* _WORK TO BE COMPLETED_: Exact duplicates of all the records are needed.

---------- RECORDS ----------

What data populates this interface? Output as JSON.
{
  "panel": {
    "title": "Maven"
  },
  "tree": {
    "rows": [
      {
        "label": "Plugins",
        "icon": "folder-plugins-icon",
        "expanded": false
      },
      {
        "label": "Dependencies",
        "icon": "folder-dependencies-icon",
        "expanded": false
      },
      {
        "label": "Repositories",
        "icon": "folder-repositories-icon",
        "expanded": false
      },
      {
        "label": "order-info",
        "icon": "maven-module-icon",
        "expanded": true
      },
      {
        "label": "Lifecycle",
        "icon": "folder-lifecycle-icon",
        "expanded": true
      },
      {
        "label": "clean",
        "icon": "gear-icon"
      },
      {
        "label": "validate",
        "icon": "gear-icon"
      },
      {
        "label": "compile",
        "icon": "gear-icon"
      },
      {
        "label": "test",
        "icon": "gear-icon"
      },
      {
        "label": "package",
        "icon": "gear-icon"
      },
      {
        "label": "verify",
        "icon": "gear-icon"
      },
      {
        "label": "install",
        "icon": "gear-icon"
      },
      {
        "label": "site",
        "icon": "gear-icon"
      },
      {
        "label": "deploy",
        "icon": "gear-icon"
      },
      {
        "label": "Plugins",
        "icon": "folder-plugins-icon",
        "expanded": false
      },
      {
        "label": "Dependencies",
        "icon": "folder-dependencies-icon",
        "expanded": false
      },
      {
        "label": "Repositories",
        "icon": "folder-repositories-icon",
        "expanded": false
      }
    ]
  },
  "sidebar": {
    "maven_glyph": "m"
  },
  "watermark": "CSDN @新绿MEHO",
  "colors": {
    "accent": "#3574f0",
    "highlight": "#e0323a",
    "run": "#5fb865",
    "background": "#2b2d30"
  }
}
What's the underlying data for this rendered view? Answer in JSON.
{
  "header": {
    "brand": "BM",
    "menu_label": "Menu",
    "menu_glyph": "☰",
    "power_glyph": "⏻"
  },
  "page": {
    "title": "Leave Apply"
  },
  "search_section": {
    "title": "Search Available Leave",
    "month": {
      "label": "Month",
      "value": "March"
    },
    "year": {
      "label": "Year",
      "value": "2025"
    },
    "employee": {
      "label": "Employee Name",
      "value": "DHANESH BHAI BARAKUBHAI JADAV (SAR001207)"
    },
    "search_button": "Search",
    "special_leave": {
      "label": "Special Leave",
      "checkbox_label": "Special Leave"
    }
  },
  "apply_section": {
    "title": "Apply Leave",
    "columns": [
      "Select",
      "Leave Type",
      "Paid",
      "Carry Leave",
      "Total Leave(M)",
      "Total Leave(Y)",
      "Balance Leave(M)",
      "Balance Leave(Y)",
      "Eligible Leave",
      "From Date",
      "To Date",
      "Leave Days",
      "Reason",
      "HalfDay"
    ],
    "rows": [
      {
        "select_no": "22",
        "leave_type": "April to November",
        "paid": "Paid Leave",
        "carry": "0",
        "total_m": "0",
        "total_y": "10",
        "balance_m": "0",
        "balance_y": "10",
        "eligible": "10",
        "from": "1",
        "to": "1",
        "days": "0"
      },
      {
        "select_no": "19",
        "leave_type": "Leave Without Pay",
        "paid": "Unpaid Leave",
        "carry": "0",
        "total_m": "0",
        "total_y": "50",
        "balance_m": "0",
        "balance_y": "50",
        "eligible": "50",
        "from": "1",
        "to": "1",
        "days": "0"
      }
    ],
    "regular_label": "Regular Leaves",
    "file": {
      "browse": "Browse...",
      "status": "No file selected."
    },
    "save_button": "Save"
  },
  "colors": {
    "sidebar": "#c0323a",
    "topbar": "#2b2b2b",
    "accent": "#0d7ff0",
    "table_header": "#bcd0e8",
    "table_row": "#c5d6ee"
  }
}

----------

* _REPLY TO THE EXERCISE_:
What data populates this interface? Output as JSON.
{
  "panel": {
    "title": "Maven"
  },
  "tree": {
    "rows": [
      {
        "label": "Plugins",
        "icon": "folder-plugins-icon",
        "expanded": false
      },
      {
        "label": "Dependencies",
        "icon": "folder-dependencies-icon",
        "expanded": false
      },
      {
        "label": "Repositories",
        "icon": "folder-repositories-icon",
        "expanded": false
      },
      {
        "label": "order-info",
        "icon": "maven-module-icon",
        "expanded": true
      },
      {
        "label": "Lifecycle",
        "icon": "folder-lifecycle-icon",
        "expanded": true
      },
      {
        "label": "clean",
        "icon": "gear-icon"
      },
      {
        "label": "validate",
        "icon": "gear-icon"
      },
      {
        "label": "compile",
        "icon": "gear-icon"
      },
      {
        "label": "test",
        "icon": "gear-icon"
      },
      {
        "label": "package",
        "icon": "gear-icon"
      },
      {
        "label": "verify",
        "icon": "gear-icon"
      },
      {
        "label": "install",
        "icon": "gear-icon"
      },
      {
        "label": "site",
        "icon": "gear-icon"
      },
      {
        "label": "deploy",
        "icon": "gear-icon"
      },
      {
        "label": "Plugins",
        "icon": "folder-plugins-icon",
        "expanded": false
      },
      {
        "label": "Dependencies",
        "icon": "folder-dependencies-icon",
        "expanded": false
      },
      {
        "label": "Repositories",
        "icon": "folder-repositories-icon",
        "expanded": false
      }
    ]
  },
  "sidebar": {
    "maven_glyph": "m"
  },
  "watermark": "CSDN @新绿MEHO",
  "colors": {
    "accent": "#3574f0",
    "highlight": "#e0323a",
    "run": "#5fb865",
    "background": "#2b2d30"
  }
}
What's the underlying data for this rendered view? Answer in JSON.
{
  "header": {
    "brand": "BM",
    "menu_label": "Menu",
    "menu_glyph": "☰",
    "power_glyph": "⏻"
  },
  "page": {
    "title": "Leave Apply"
  },
  "search_section": {
    "title": "Search Available Leave",
    "month": {
      "label": "Month",
      "value": "March"
    },
    "year": {
      "label": "Year",
      "value": "2025"
    },
    "employee": {
      "label": "Employee Name",
      "value": "DHANESH BHAI BARAKUBHAI JADAV (SAR001207)"
    },
    "search_button": "Search",
    "special_leave": {
      "label": "Special Leave",
      "checkbox_label": "Special Leave"
    }
  },
  "apply_section": {
    "title": "Apply Leave",
    "columns": [
      "Select",
      "Leave Type",
      "Paid",
      "Carry Leave",
      "Total Leave(M)",
      "Total Leave(Y)",
      "Balance Leave(M)",
      "Balance Leave(Y)",
      "Eligible Leave",
      "From Date",
      "To Date",
      "Leave Days",
      "Reason",
      "HalfDay"
    ],
    "rows": [
      {
        "select_no": "22",
        "leave_type": "April to November",
        "paid": "Paid Leave",
        "carry": "0",
        "total_m": "0",
        "total_y": "10",
        "balance_m": "0",
        "balance_y": "10",
        "eligible": "10",
        "from": "1",
        "to": "1",
        "days": "0"
      },
      {
        "select_no": "19",
        "leave_type": "Leave Without Pay",
        "paid": "Unpaid Leave",
        "carry": "0",
        "total_m": "0",
        "total_y": "50",
        "balance_m": "0",
        "balance_y": "50",
        "eligible": "50",
        "from": "1",
        "to": "1",
        "days": "0"
      }
    ],
    "regular_label": "Regular Leaves",
    "file": {
      "browse": "Browse...",
      "status": "No file selected."
    },
    "save_button": "Save"
  },
  "colors": {
    "sidebar": "#c0323a",
    "topbar": "#2b2b2b",
    "accent": "#0d7ff0",
    "table_header": "#bcd0e8",
    "table_row": "#c5d6ee"
  }
}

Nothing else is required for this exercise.